SALT LAKE CITY — A trio of northern Utah reservoirs fed by the Weber and Ogden rivers are spilling, and most reservoirs in the state will fill over the next few days as more snow comes off the mountains.
"East Canyon and Echo are spilling as is Lost Creek. Causey Reservoir is a question mark," said Gary Henrie, a civil engineer and hydrologist with the U.S. Bureau of Reclamation's Provo-area office.
Pineview lacks a spillway but instead uses gates to release water. Henrie said they will likely crack the gate at Pineview to release water as it sits at 100 percent of capacity.
Some of the reservoirs are in the midst of receiving peak runoff flows, while others are just finishing up, Henrie said.
The bureau and reservoir managers feel they hit a safe space as far as the river flows go so that the reservoirs can be topped off for storage purposes.
"These are the years we really like," said Wayne Pullan, manager of the bureau's Provo-area office. "The system we put together relies on Mother Nature's occasional generosity. We have designed our dams for the most part for carryover storage so we can take a good year and make sure we have enough water for the next few years."
When a dam spills, it is a breathtaking site but can be alarming to some people, spokesman Marlon Duke said.

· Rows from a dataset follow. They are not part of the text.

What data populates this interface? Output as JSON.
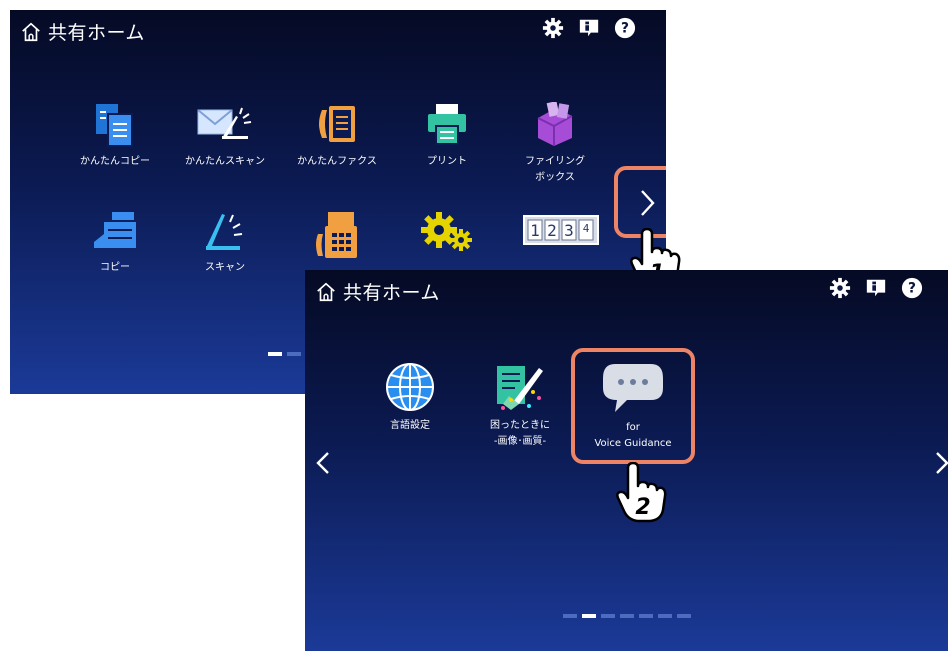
{
  "screen1": {
    "title": "共有ホーム",
    "apps": [
      {
        "label": "かんたんコピー",
        "icon": "easy-copy-icon"
      },
      {
        "label": "かんたんスキャン",
        "icon": "easy-scan-icon"
      },
      {
        "label": "かんたんファクス",
        "icon": "easy-fax-icon"
      },
      {
        "label": "プリント",
        "icon": "print-icon"
      },
      {
        "label": "ファイリング\nボックス",
        "icon": "filing-box-icon"
      },
      {
        "label": "コピー",
        "icon": "copy-icon"
      },
      {
        "label": "スキャン",
        "icon": "scan-icon"
      },
      {
        "label": "",
        "icon": "fax-icon"
      },
      {
        "label": "",
        "icon": "settings-gears-icon"
      },
      {
        "label": "",
        "icon": "counter-icon"
      }
    ],
    "page_indicator": {
      "count": 2,
      "current": 1
    }
  },
  "screen2": {
    "title": "共有ホーム",
    "apps": [
      {
        "label": "言語設定",
        "icon": "globe-icon"
      },
      {
        "label": "困ったときに\n-画像･画質-",
        "icon": "troubleshoot-icon"
      },
      {
        "label": "for\nVoice Guidance",
        "icon": "speech-bubble-icon"
      }
    ],
    "page_indicator": {
      "count": 7,
      "current": 2
    }
  },
  "steps": {
    "first": "1",
    "second": "2"
  },
  "colors": {
    "highlight": "#ee8466",
    "screen_top": "#050a24",
    "screen_bottom": "#1b3a98",
    "dot_active": "#ffffff",
    "dot_inactive": "#4d6cc0"
  }
}
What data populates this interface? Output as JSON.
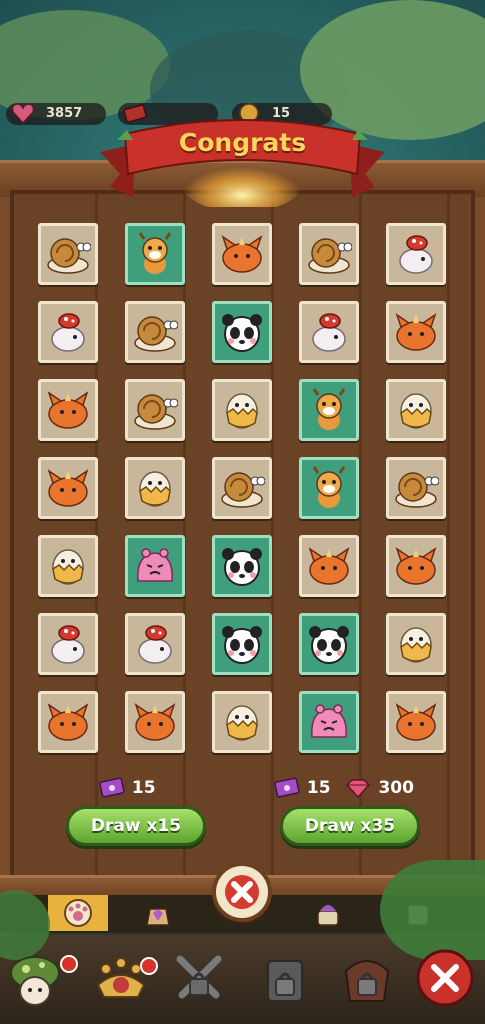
{
  "resources": {
    "hearts": "3857",
    "tickets_top": "",
    "coins": "15"
  },
  "banner": {
    "title": "Congrats"
  },
  "grid": [
    [
      "snail",
      "deer",
      "fox",
      "snail",
      "mushroom-bird"
    ],
    [
      "mushroom-bird",
      "snail",
      "panda",
      "mushroom-bird",
      "fox"
    ],
    [
      "fox",
      "snail",
      "egg-chick",
      "deer",
      "egg-chick"
    ],
    [
      "fox",
      "egg-chick",
      "snail",
      "deer",
      "snail"
    ],
    [
      "egg-chick",
      "pink-slime",
      "panda",
      "fox",
      "fox"
    ],
    [
      "mushroom-bird",
      "mushroom-bird",
      "panda",
      "panda",
      "egg-chick"
    ],
    [
      "fox",
      "fox",
      "egg-chick",
      "pink-slime",
      "fox"
    ]
  ],
  "rarity": [
    [
      "common",
      "rare",
      "common",
      "common",
      "common"
    ],
    [
      "common",
      "common",
      "rare",
      "common",
      "common"
    ],
    [
      "common",
      "common",
      "common",
      "rare",
      "common"
    ],
    [
      "common",
      "common",
      "common",
      "rare",
      "common"
    ],
    [
      "common",
      "rare",
      "rare",
      "common",
      "common"
    ],
    [
      "common",
      "common",
      "rare",
      "rare",
      "common"
    ],
    [
      "common",
      "common",
      "common",
      "rare",
      "common"
    ]
  ],
  "draw15": {
    "ticket_cost": "15",
    "label": "Draw x15"
  },
  "draw35": {
    "ticket_cost": "15",
    "gem_cost": "300",
    "label": "Draw x35"
  },
  "icons": {
    "ticket": "ticket-icon",
    "gem": "gem-icon",
    "close": "close-icon",
    "tabs": [
      "paw-tab-icon",
      "gem-bag-tab-icon",
      "creature-tab-icon",
      "locked-tab-icon"
    ],
    "nav": [
      "mushroom-hero-icon",
      "paw-crown-icon",
      "crossed-swords-icon",
      "locked-tower-icon",
      "locked-shrine-icon",
      "close-icon"
    ]
  },
  "colors": {
    "rare": "#3f9e7c",
    "common": "#c8b79b",
    "button": "#7cc241",
    "banner": "#c8322a",
    "title": "#ffd35e"
  }
}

"People think it is really neat or they get concerned," Duke said. "But it is important people understand that spillways are part of the engineering design of the dam."
Henrie said spillways are safe way to control the elevation of the reservoir. As the water level rises, it crests the lip of the dam and flows over.

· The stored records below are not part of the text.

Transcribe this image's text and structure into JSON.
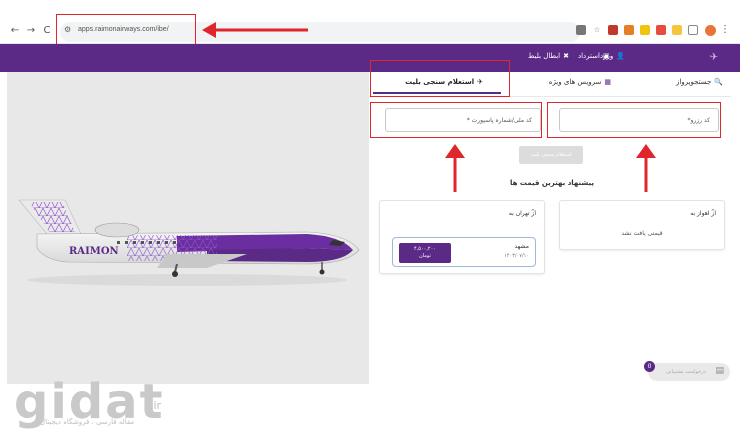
{
  "browser": {
    "url": "apps.raimonairways.com/ibe/",
    "back": "←",
    "forward": "→",
    "reload": "C"
  },
  "header": {
    "login": "ورود",
    "cancel": "ابطال بلیط",
    "refund": "استرداد"
  },
  "hero": {
    "brand_on_plane": "RAIMON"
  },
  "tabs": {
    "flight_search": "جستجوپرواز",
    "special_services": "سرویس های ویژه",
    "ticket_inquiry": "استعلام سنجی بلیت"
  },
  "form": {
    "reservation_code": "کد رزرو*",
    "national_id": "کد ملی/شماره پاسپورت *",
    "inquiry_button": "استعلام سنجی بلیت"
  },
  "best_prices": {
    "title": "پیشنهاد بهترین قیمت ها",
    "from_ahvaz": "از اهواز به",
    "no_price": "قیمتی یافت نشد",
    "from_tehran": "از تهران به",
    "offer_city": "مشهد",
    "offer_date": "۱۴۰۳/۰۷/۱۰",
    "offer_price": "۴,۵۰۰,۲۰۰",
    "offer_currency": "تومان"
  },
  "chat": {
    "badge": "0",
    "label": "درخواست پشتیبانی"
  },
  "watermark": {
    "logo": "gidat",
    "domain": ".ir",
    "tagline": "مقاله فارسی ، فروشگاه دیجیتال"
  },
  "colors": {
    "brand_purple": "#5b2a86",
    "annotation_red": "#e0262d"
  }
}
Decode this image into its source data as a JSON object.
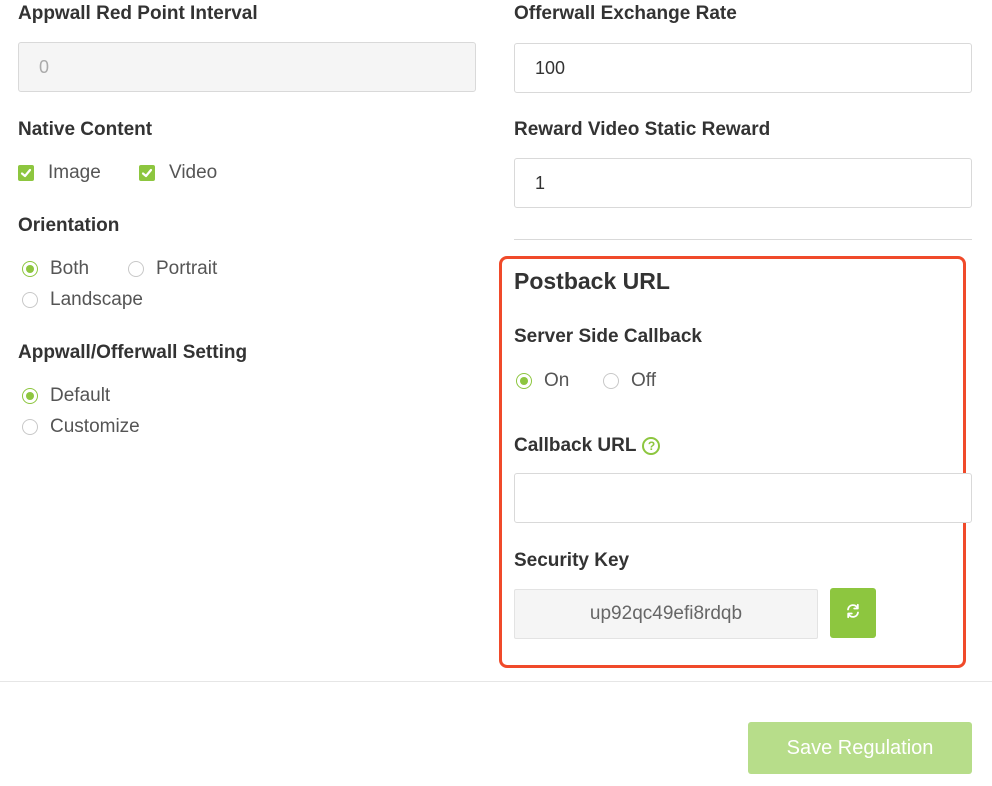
{
  "left": {
    "red_point": {
      "label": "Appwall Red Point Interval",
      "value": "0"
    },
    "native_content": {
      "label": "Native Content",
      "options": [
        "Image",
        "Video"
      ]
    },
    "orientation": {
      "label": "Orientation",
      "options": [
        "Both",
        "Portrait",
        "Landscape"
      ],
      "selected": "Both"
    },
    "appwall_setting": {
      "label": "Appwall/Offerwall Setting",
      "options": [
        "Default",
        "Customize"
      ],
      "selected": "Default"
    }
  },
  "right": {
    "exchange_rate": {
      "label": "Offerwall Exchange Rate",
      "value": "100"
    },
    "static_reward": {
      "label": "Reward Video Static Reward",
      "value": "1"
    },
    "postback": {
      "title": "Postback URL",
      "server_callback": {
        "label": "Server Side Callback",
        "options": [
          "On",
          "Off"
        ],
        "selected": "On"
      },
      "callback_url": {
        "label": "Callback URL",
        "value": ""
      },
      "security_key": {
        "label": "Security Key",
        "value": "up92qc49efi8rdqb"
      }
    }
  },
  "save_label": "Save Regulation",
  "colors": {
    "accent": "#8dc63f",
    "highlight": "#f04a2a",
    "save_button": "#b7dd8a"
  },
  "icons": {
    "help": "question-circle-icon",
    "refresh": "refresh-arrows-icon",
    "check": "check-icon"
  }
}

"Using the spillway is completely normal part of the operation of the dams," he said.
This year's generous water year will even fill Scofield Reservoir, which had dwindled to 35 percent of capacity by October of last year.
Lake Powell, too, is slowly coming up and will fill some more, added Cory Angeroth, director of the U.S. Geological Survey's Utah Science Center.
The lake sits at an elevation of 3,591.7 feet compared to 3,612 feet this time last year.
"Due to the larger snowpack, and cooler spring, the Lake Powell elevation is coming up right now, where last year it was starting to drop," Angeroth said.
The lake has come up 23 feet from its lowest elevation this year, he said. The National Park Service Tuesday cautioned that with the water rising 6 to 15 inches a day, boaters must make sure vehicles or other gear are far enough away from the shore to avoid rising waters while they are on the lake.
Both the bureau and the geological survey recently partnered together for the first ever 3D mapping and 3D LiDar scanning at Lake Powell to chart its bottom and understand its sedimentation deposits.17 comments on this story
When the data is released later this year, it will be the first time the water world has a full understanding of the reservoir's true capacity, which covers 162,000 surface acres and is fed by the Colorado River.
The bureau, too, is urging people to exercise caution while they are out on the reservoirs and recreating near the rivers as the summer heats up.
"We just remind people to please be careful. The shorelines are going to be different at the reservoirs," Duke said. "There will be obstacles, rocks. The rivers are still running high and fast."